> Well, not that orbital mechanics is all that useful for Earthbound folk,
> I have noticed that lots of intelligent people in the computer field --
> people who can analyze problems, create elegant designs and solutions,
> anticipate defects and usage -- do not like or cannot do mathematics about
> an algebra level.
> Any ideas on why this is so? Can it be rectified? Should it be
> Daniel Ust
Writing skill apparently is more important than mathematical skill to a programmer (this comes from software engineering lore, maybe I can find a reference, but only if it is really wanted because it would be a very annoying and not very enlightening task). The kinds of thinking used to structure a report or an essay are apparently very similar to the kinds of thinking used to structure a non-trivial software system. This still begs the question of why documentation written by IT people is so piss poor, but that is a question for the SIs. Of course if your system is about mathematics then you'll need a math brain, but probably only one, compared to X many people who can cut support code thats got nothing to do with maths.

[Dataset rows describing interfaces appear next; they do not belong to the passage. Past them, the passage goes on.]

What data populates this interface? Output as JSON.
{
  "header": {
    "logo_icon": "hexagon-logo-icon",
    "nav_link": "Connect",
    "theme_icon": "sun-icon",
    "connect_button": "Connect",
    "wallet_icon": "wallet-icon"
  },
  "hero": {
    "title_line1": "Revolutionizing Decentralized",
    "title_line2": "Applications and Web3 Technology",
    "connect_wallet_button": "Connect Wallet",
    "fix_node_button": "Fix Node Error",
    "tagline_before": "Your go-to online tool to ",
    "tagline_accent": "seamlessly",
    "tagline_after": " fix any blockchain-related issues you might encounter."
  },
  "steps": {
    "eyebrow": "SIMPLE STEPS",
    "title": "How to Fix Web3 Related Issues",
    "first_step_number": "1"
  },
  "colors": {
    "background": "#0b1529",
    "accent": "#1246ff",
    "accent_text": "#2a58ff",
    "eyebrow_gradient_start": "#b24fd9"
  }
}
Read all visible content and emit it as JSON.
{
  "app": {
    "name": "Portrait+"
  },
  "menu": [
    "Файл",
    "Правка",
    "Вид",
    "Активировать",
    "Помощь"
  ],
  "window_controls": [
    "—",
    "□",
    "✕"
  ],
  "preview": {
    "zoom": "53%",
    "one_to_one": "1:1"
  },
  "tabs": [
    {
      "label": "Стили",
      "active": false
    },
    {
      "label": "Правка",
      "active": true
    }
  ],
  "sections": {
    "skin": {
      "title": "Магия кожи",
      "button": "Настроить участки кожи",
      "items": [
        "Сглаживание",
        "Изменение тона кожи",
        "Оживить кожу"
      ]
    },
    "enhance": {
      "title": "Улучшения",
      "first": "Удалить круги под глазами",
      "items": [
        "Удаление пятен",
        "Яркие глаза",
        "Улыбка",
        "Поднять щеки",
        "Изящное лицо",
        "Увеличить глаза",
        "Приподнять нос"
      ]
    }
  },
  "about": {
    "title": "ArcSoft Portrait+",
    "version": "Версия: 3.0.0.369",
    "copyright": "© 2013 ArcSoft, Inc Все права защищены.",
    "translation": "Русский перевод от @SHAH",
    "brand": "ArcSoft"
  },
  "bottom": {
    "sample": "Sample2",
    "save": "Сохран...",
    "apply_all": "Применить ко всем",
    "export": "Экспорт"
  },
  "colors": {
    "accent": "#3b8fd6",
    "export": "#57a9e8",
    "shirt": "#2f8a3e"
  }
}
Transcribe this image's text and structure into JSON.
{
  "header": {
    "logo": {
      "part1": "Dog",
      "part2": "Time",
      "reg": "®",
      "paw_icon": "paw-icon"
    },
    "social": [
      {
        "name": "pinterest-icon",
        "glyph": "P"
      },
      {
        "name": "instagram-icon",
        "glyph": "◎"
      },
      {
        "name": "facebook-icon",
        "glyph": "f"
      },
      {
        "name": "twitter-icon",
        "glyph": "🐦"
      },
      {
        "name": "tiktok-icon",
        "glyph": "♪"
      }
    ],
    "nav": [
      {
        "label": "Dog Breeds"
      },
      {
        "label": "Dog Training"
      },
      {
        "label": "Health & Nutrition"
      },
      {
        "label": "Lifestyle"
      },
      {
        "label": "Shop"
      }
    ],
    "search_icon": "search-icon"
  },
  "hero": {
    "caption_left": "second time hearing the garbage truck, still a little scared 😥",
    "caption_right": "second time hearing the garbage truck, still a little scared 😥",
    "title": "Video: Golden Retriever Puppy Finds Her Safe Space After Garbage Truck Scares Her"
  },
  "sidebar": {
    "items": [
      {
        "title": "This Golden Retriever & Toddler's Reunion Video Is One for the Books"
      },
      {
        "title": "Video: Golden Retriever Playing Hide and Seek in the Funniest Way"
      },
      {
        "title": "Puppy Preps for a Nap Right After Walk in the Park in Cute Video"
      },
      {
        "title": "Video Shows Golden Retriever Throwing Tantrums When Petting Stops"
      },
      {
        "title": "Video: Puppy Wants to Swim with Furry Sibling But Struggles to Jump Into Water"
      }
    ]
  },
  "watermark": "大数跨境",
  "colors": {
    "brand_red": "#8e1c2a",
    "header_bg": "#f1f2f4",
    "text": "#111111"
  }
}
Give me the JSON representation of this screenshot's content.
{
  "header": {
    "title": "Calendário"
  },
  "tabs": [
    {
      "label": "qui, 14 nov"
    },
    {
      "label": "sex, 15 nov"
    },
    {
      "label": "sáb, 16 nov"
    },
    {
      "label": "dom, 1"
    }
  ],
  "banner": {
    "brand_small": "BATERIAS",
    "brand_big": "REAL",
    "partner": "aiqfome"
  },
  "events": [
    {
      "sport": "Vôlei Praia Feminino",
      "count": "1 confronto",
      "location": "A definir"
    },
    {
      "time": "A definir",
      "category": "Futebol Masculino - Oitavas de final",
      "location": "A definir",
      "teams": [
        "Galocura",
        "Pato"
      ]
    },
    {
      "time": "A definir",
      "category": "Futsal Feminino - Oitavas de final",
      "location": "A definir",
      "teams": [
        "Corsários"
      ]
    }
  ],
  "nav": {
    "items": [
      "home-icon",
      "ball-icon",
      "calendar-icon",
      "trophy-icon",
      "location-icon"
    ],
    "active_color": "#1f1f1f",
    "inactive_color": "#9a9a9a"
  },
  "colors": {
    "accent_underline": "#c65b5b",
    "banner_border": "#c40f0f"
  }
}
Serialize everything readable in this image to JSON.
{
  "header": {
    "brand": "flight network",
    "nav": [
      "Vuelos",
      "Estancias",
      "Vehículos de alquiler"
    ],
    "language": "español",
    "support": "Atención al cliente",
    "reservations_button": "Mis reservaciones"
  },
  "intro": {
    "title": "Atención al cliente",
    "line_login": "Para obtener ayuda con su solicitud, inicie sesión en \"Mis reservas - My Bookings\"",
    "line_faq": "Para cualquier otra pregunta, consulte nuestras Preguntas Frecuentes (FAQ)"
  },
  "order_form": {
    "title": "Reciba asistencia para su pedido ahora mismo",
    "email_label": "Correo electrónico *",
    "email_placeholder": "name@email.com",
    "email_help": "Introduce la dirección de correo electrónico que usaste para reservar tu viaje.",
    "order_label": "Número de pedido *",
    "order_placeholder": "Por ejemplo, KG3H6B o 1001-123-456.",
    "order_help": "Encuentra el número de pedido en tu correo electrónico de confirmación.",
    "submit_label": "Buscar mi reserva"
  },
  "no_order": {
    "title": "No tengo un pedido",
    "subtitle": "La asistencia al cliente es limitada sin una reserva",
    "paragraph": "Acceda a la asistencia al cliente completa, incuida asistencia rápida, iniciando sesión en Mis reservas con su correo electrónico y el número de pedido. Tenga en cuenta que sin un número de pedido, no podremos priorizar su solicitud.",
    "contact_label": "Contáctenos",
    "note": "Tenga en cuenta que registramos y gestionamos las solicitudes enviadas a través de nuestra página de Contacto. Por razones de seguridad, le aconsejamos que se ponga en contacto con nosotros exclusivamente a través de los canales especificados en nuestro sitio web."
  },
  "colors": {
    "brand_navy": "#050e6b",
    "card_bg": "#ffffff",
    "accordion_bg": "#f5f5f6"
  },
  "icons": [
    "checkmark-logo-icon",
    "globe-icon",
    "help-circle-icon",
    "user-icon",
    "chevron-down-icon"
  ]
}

Anderson Consulting here appears to recruit people from law and the humanities to be IT consultants, and trains them in coding itself. Being a software engineer myself (that's crapspeak for a code cutter who also does pretty pictures in MSWord), I doubt the efficacy of this, but it's their money.
If it were me, I would hire talented magicians. I think that slight of hand is highly underrated as a prerequisite for system design & implementation. Also people with a family history of winning the lottery (genetic luck) would be a damned good choice.
But they'd still be crap at maths.